## Problem description
Find the lines of the material below that include the string "false", then copy each one.

## Supplied material
▼

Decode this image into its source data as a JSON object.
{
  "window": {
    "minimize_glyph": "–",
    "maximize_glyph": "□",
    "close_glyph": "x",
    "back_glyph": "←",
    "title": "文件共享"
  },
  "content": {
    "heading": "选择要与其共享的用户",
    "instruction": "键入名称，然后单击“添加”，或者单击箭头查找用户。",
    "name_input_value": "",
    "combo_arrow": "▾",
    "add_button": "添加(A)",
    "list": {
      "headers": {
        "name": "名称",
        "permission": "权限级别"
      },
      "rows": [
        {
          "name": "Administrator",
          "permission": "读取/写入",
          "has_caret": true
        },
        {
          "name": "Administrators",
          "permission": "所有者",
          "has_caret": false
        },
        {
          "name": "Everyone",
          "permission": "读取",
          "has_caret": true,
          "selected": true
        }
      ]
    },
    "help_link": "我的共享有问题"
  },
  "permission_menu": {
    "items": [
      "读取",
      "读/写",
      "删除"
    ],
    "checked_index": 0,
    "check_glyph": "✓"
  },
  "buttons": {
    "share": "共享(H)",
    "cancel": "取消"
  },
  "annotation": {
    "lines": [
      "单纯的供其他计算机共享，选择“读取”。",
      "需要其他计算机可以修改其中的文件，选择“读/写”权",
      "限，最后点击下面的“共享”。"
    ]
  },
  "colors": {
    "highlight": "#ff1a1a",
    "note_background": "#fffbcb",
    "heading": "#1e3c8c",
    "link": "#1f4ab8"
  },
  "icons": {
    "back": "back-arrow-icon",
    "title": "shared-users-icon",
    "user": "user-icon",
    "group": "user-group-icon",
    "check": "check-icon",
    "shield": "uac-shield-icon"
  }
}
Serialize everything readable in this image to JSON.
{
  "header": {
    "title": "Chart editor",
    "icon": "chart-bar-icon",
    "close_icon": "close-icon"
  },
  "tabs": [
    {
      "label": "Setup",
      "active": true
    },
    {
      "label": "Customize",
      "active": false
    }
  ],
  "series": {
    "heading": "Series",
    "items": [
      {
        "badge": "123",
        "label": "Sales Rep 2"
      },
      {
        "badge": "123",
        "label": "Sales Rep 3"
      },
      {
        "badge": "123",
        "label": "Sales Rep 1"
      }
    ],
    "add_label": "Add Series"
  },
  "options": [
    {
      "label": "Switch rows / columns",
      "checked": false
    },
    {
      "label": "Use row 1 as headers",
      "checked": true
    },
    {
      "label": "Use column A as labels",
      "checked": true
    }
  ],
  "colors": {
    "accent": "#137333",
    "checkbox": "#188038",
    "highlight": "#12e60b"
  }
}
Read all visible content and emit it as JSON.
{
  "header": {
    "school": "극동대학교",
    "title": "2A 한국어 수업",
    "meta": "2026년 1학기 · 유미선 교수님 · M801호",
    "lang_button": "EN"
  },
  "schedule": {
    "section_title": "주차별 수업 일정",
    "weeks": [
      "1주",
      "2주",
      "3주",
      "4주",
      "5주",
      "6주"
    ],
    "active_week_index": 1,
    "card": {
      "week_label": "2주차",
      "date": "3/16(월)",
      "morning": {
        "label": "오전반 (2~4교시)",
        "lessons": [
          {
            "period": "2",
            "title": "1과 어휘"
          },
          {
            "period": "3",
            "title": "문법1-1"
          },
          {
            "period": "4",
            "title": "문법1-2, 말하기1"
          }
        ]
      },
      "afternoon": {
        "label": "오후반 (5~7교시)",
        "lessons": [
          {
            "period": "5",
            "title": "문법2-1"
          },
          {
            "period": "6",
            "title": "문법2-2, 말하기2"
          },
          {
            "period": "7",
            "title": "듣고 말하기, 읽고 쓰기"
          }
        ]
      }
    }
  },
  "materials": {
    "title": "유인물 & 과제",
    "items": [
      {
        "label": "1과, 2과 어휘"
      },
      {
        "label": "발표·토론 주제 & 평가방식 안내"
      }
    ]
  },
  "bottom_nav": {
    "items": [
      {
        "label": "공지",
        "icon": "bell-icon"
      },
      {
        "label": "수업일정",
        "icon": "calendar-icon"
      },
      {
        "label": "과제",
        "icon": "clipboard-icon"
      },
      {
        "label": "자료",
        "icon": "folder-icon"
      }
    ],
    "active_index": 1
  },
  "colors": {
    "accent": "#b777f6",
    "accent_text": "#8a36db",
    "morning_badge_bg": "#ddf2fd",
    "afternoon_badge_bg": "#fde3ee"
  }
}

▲

## Expected answer
          "has_caret": false
      "active": false
      "checked": false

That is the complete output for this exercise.